At all points in the school system areas of specialist expertise are required. This may be in working in Early Years settings, educating those with additional learning needs, providing subject knowledge and skills for older learners or leading and managing teams at all levels. Enabling professional learning support focused on these areas is an essential part of leaders’ responsibilities.
Opportunities to support the development of pedagogical knowledge, curriculum design, subject knowledge and approaches to assessment are sought from within and outside the school.

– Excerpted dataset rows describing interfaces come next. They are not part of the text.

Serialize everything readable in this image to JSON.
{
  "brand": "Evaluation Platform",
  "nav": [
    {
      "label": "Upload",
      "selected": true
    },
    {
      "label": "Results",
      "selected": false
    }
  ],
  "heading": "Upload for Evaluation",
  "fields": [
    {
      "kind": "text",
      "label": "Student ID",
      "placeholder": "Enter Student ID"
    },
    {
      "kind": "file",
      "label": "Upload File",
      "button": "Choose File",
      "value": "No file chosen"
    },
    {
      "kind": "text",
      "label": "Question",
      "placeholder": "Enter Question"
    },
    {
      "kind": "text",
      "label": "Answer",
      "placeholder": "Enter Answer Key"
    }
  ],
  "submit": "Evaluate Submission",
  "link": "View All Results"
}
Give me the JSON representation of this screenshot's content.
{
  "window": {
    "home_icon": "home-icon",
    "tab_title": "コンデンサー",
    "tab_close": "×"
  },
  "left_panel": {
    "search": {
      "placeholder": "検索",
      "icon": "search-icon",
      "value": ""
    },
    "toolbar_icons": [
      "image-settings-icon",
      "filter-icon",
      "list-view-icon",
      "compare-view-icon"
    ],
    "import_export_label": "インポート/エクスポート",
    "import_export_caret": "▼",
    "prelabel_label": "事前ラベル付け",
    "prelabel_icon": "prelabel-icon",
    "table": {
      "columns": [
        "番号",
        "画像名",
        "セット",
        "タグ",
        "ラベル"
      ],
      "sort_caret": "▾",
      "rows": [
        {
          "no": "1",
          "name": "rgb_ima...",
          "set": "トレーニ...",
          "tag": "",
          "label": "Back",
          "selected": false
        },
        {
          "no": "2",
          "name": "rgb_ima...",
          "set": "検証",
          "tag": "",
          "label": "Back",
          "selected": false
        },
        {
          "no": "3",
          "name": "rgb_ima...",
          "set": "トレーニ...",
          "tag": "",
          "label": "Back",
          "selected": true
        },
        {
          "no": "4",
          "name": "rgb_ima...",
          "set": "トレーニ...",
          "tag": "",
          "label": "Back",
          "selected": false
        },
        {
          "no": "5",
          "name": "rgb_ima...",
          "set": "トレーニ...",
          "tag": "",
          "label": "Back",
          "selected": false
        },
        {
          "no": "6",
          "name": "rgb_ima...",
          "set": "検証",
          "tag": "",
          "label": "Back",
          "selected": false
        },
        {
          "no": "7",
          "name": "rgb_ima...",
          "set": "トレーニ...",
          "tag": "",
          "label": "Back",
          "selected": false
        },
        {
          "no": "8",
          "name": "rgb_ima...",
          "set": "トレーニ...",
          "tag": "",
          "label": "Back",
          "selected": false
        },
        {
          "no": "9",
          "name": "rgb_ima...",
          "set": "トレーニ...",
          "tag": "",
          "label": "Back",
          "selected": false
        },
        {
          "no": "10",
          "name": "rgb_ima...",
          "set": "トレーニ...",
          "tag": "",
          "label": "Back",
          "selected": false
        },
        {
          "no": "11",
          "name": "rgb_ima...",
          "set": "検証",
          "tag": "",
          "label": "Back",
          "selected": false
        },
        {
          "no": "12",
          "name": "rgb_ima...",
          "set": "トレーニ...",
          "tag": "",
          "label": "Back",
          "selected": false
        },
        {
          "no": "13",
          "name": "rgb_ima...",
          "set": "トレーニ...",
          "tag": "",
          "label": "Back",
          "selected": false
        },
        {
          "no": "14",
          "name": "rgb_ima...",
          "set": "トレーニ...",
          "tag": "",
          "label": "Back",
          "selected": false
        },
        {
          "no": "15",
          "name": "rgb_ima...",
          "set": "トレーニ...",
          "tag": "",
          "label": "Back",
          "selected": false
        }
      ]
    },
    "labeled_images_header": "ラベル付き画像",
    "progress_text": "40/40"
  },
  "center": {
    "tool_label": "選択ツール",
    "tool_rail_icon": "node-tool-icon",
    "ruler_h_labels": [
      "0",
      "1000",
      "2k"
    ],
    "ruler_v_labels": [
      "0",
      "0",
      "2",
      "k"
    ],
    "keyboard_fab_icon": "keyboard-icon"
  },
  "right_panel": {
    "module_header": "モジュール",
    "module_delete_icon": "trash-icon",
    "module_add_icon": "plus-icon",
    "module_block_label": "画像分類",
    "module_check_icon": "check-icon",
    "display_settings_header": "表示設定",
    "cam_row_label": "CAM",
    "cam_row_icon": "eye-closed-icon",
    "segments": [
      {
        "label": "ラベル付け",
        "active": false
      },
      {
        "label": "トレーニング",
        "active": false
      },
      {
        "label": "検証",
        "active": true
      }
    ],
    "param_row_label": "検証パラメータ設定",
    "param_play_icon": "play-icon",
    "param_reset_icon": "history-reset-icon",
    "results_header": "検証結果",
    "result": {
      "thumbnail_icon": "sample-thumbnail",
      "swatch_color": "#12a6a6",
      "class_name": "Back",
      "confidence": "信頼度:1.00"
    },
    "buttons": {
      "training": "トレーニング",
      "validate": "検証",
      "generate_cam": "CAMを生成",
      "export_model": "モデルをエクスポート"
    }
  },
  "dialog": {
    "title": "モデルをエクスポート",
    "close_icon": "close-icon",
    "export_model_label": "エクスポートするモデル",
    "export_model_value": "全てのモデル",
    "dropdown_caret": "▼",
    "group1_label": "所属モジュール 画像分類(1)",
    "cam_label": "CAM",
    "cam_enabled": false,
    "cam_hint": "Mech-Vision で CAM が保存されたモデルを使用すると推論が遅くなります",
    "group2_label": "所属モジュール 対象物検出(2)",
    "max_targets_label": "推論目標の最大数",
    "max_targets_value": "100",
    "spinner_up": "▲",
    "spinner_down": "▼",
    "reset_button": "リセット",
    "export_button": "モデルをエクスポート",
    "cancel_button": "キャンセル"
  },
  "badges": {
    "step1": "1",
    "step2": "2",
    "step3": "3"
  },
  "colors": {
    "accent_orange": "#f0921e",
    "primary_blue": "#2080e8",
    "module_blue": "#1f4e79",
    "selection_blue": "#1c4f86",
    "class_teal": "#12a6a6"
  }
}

Such professional learning is planned and unplanned, formal and informal (Evans, 2019). It is continuing and career-long (GTC Scotland, 2012). From a well-being perspective, it is important that leaders create space for themselves and colleagues to consolidate what has been learned rather than constantly seek evidence of change (Jones, 2020). This is difficult at times when there is radical change occurring in the system when the value of ‘what went on before’ will be questioned.
However, leaders move on from continuing consolidation at times of rapid change and identify opportunities for new approaches to teaching and learning. This requires transformative rather than transmissive forms of professional learning (Kennedy, 2005; 2014) and may be disruptive to existing processes. Leaders are aware of these distinctions and consider how compatible the change is with the core values of the school and the likely impact of change arising from transformative professional learning.

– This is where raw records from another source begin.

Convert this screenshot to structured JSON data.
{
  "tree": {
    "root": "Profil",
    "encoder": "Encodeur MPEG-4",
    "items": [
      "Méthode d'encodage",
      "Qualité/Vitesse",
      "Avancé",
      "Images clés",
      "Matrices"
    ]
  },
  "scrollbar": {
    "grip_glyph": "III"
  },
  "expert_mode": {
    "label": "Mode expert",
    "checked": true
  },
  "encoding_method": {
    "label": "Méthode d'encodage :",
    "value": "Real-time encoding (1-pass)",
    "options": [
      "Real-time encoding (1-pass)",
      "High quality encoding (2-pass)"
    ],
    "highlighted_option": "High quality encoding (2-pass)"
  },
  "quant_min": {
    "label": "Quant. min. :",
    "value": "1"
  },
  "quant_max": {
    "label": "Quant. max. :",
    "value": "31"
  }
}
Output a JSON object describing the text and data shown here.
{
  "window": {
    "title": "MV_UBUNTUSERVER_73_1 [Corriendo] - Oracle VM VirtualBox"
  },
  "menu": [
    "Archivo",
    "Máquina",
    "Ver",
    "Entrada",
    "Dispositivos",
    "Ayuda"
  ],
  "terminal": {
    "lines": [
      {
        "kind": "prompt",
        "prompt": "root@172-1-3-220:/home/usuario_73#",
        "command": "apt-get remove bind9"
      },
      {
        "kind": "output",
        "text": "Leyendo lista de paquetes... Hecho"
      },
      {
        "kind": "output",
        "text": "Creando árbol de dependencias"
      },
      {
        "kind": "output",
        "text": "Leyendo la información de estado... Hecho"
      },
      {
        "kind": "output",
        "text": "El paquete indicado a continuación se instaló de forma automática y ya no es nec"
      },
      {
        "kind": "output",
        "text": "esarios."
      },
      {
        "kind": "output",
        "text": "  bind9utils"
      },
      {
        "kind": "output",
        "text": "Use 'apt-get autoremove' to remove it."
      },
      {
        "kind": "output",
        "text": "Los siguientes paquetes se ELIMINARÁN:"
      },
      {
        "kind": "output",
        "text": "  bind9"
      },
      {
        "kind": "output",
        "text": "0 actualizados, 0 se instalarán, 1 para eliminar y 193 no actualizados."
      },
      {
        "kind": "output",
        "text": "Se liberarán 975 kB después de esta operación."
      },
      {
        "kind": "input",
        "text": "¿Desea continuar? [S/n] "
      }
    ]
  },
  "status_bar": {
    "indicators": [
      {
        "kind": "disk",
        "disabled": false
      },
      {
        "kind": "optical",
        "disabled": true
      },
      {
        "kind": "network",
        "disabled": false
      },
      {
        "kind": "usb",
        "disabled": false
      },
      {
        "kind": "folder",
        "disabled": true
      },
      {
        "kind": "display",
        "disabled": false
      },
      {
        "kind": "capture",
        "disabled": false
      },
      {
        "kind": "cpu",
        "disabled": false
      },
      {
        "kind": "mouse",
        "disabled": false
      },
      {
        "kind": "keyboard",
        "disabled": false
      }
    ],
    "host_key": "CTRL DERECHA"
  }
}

In the context of on-going curriculum reform in Wales, practitioners expand their pedagogical and assessment skills (Harris, Jones and Crick, 2020; OECD 2018) and school leaders support this with a particular focus on exploring how professional learning might be used to link pedagogy and curriculum development as a means of building coherence.
Developing and supporting continuous learning opportunities for all staff
Professional Learning (formal leadership roles) & Innovation (formal leadership roles)
We asked leaders from schools across Wales to tell us how they are Leading Professional Learning, using each of the eight hallmarks of well-led professional learning as a reference point. The resulting Case Studies offer an insight into a diverse range of effective approaches to Leading Professional Learning that we hope will bring the hallmarks to life and inspire fresh, strategic thinking for other leaders in Wales. We want you to Be Inspired.
If your school or cluster has an example of practice that could be included in the Leading Professional Learning resource – under one (or more) of the eight ‘hallmarks’ of well-led professional learning, we want to hear from you.